Thereupon the petitioner, George Benson, obtained the allowance of an appeal from this judgment of the Circuit Court to this court, by Mr. Justice Blatchford. The matter has been argued very fully before us by counsel for the prisoner and for the Mexican government.
This proceeding was instituted before the commissioner under Title LXVI. of the Revised Statutes of the United
Opinion of the Court.
States, concerning extradition. The first section reads as follows:
“ Sec. 5270. Whenever there is a treaty or convention for extradition between the government of the United States and any foreign government, any Justice of the Supreme Court, circuit judge, district judge, commissioner, authorized so to do
of the courts of the United States, or judge of a court of record of general jurisdiction of any State, may, upon complaint made under oath, charging any person found within the limits of any State, district, or Territory, with having committed within the jurisdiction of any such foreign government any of the crimes provided for by such treaty or convention, issue his warrant for the apprehension of the person so charged, that he may be brought before such justice, judge, or commissioner, to the end that the evidence of criminality may be heard and considered.

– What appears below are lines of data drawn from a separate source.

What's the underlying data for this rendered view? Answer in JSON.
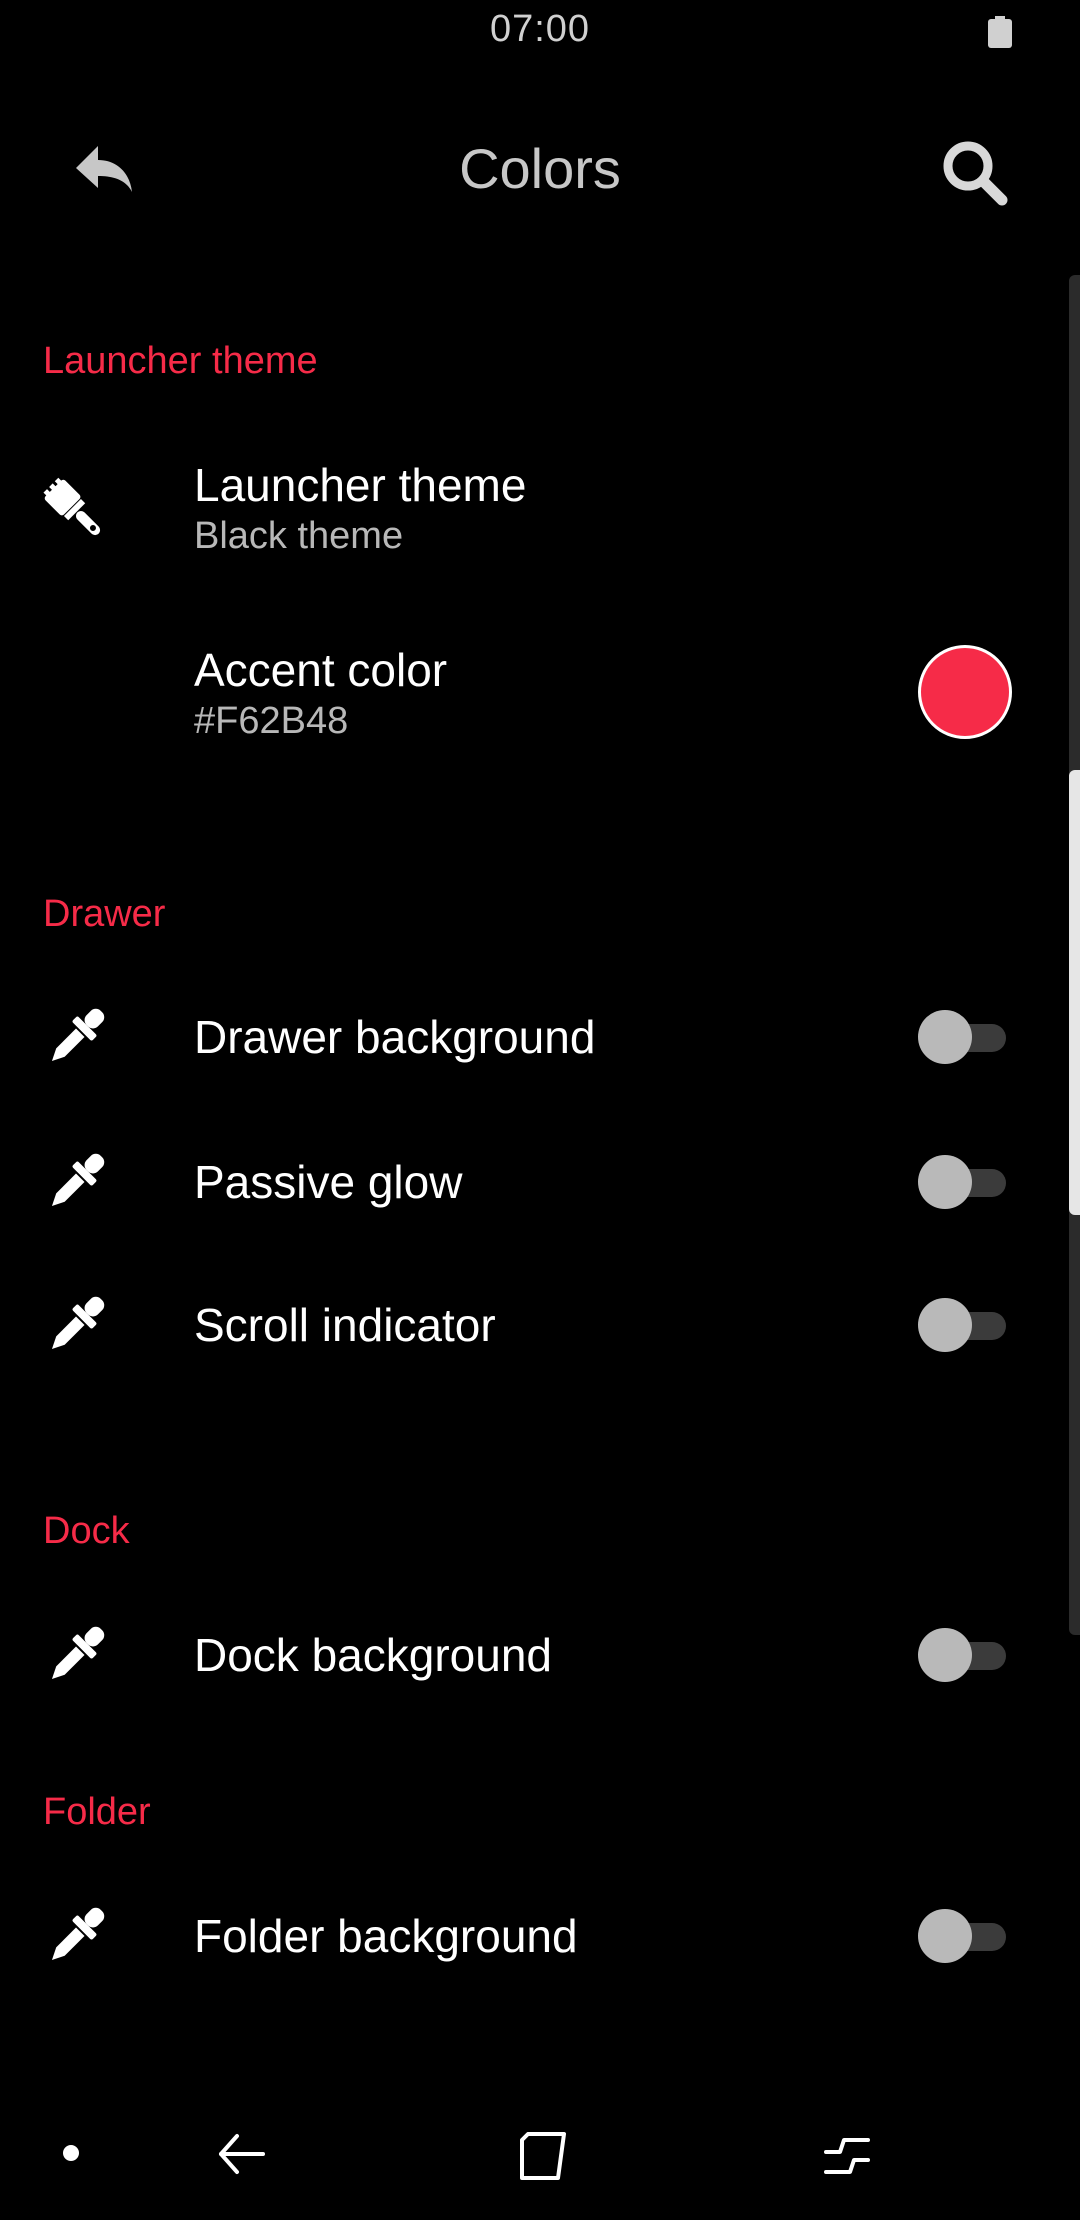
{
  "status_bar": {
    "time": "07:00",
    "battery_icon": "battery-icon"
  },
  "app_bar": {
    "title": "Colors",
    "back_icon": "reply-arrow-icon",
    "search_icon": "search-icon"
  },
  "sections": {
    "launcher": {
      "header": "Launcher theme",
      "theme_row": {
        "title": "Launcher theme",
        "subtitle": "Black theme",
        "icon": "paintbrush-icon"
      },
      "accent_row": {
        "title": "Accent color",
        "subtitle": "#F62B48",
        "swatch_color": "#F62B48"
      }
    },
    "drawer": {
      "header": "Drawer",
      "items": [
        {
          "title": "Drawer background",
          "icon": "eyedropper-icon",
          "enabled": false
        },
        {
          "title": "Passive glow",
          "icon": "eyedropper-icon",
          "enabled": false
        },
        {
          "title": "Scroll indicator",
          "icon": "eyedropper-icon",
          "enabled": false
        }
      ]
    },
    "dock": {
      "header": "Dock",
      "items": [
        {
          "title": "Dock background",
          "icon": "eyedropper-icon",
          "enabled": false
        }
      ]
    },
    "folder": {
      "header": "Folder",
      "items": [
        {
          "title": "Folder background",
          "icon": "eyedropper-icon",
          "enabled": false
        }
      ]
    }
  },
  "colors": {
    "accent": "#F62B48",
    "background": "#000000",
    "title": "#C7C7C7",
    "subtitle": "#B8B8B8"
  },
  "nav_bar": {
    "icons": [
      "dot-icon",
      "back-arrow-icon",
      "home-square-icon",
      "recents-icon"
    ]
  }
}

If, on such hearing, he deems the eridence sufficient to sustain the charge under the provisions of the proper treaty or convention, he shall certify the same, together with a copy of all the testimony taken before him, to the Secretary of State, that a warrant may issue upon the requisition of the proper authorities of such foreign government, for the surrender of such person, according to the stipulations of the treaty or convention; and he shall issue his warrant for the commitment of the person so charged to the proper jail, there to remain until such surrender shall be made.”
There is no evidence in this record, at least there is no copy of any demand or requisition made by the Mexican authorities upon our government, for the extradition of this prisoner. The proceedings, therefore, up to this time rest upon the initiative authorized by the statutes upon that subject; the Mexican government, however, being represented by counsel, and the correspondence with its officers which was introduced into the record showing their interest in the matter and their purpose to have this prisoner brought to that country for trial.
The treaty under which this right to arrest the prisoner and detain him for extradition is asserted was concluded at Mexico,